"She didn't recognize me," the woman informed her husband of sixty-odd years.
"We knew this day could come eventually, Naomi," the aged voice on the other end answered. "I didn't expect it to be today, though."
"I don't think any of us actually expected it," Naomi answered. "She was just sitting there. I walked over, said hello. Those brilliant blue eyes stared at me, and she smiled. Thought I was some crazy old woman come to talk to the bright young thing."
"Bright young thing? Never expected Mom to be called that ever again."
"She was all of thirty years."
"Thirty. It is near time, isn't it?" He paused. "I suppose your mother was trying to find her birth parents."
"Your mom said they might wander down to Gwangju. I told her they would love it there. I showed her the picture of the two of them at Niagara Falls. She didn't realize I was talking about them. Thought I was talking about some random women."
"She'll remember eventually."
A taxi slowed down. Inside, Naomi told the driver to go to the train station.
"When will you arrive home?" Her husband asked.
"Two hours or so. I planned to return to the hotel, but after this encounter ... I want to come home. She'll leave again. Almost like dying twice, I suppose."
"It'll be for the best, I think."
"I didn't think it would hurt so much to talk with her. To see her like that. I wish you had come up to Seoul with me."
"I would have been a blithering idiot, Naomi. Neither of us needed that. You were always the sensible one who could handle anything that happened.” His voice cracked. He paused to collect himself. “Did you at least get a photograph?"
Naomi snorted. "Of course I did."
"Joo-won will pester you the entire trip home for that photo. Our grandson the scholar. He's to meet you at the train station."
"All right." Naomi fell silent. "She looked lost."
"No, mine. I could see her talking with a couple. How do you tell them that everything will change? They'll lose their ways, find a new life, and live it to the fullest extent. They'll have grandchildren and great-grandchildren? They'll laugh and cry. They will find love in the strangest ways. How do I tell a thirty-year-old woman this when she believes she's visiting Korea for a short holiday while her best friend finds herself?"

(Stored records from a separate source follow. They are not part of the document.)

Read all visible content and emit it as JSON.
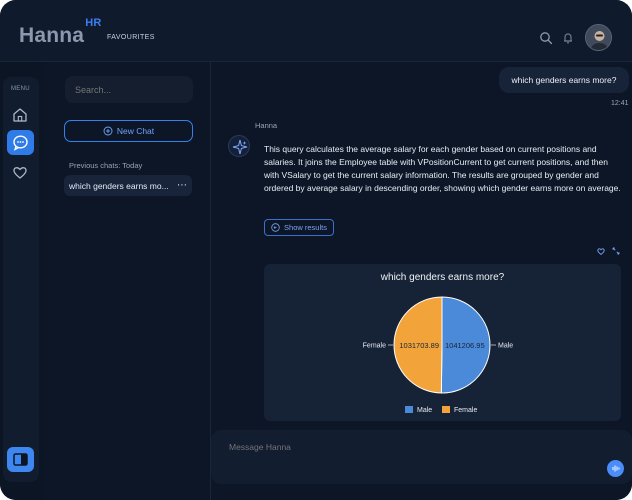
{
  "brand": {
    "name": "Hanna",
    "suffix": "HR"
  },
  "header": {
    "favourites_label": "FAVOURITES",
    "search_icon": "search-icon",
    "bell_icon": "bell-icon"
  },
  "sidebar_rail": {
    "menu_label": "MENU",
    "icons": [
      "home-icon",
      "chat-icon",
      "heart-icon"
    ]
  },
  "side_panel": {
    "search_placeholder": "Search...",
    "new_chat_label": "New Chat",
    "previous_title": "Previous chats: Today",
    "previous_items": [
      {
        "label": "which genders earns mo...",
        "menu": "⋯"
      }
    ]
  },
  "chat": {
    "user_message": "which genders earns more?",
    "time": "12:41",
    "bot_name": "Hanna",
    "answer": "This query calculates the average salary for each gender based on current positions and salaries. It joins the Employee table with VPositionCurrent to get current positions, and then with VSalary to get the current salary information. The results are grouped by gender and ordered by average salary in descending order, showing which gender earns more on average.",
    "show_results_label": "Show results"
  },
  "chart_data": {
    "type": "pie",
    "title": "which genders earns more?",
    "slices": [
      {
        "label": "Male",
        "value": 1041206.95,
        "color": "#4a8ad8"
      },
      {
        "label": "Female",
        "value": 1031703.89,
        "color": "#f2a33a"
      }
    ],
    "legend": [
      "Male",
      "Female"
    ],
    "legend_position": "bottom"
  },
  "composer": {
    "placeholder": "Message Hanna"
  },
  "colors": {
    "accent": "#2f7be8",
    "background": "#0d1626",
    "panel": "#162235"
  }
}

"Time travel is tricky, my dear. Mom always said that. Sometimes you roll well, and sometimes you flunk." He sighed. "But at least you got to see them both, one last time."
"Our lives are nearing their end, and theirs are just beginning."
"Take heart, my love. For them, we don't even exist yet, and one day, Mom will remember back to the day she talked with you, and smile. I think you gave her the strength to make it."
"That's enough then. Ah, I'm at the train station. I'll be home in a couple hours." She looked at her wristwatch. "Have you felt the world change? They just went through the painting."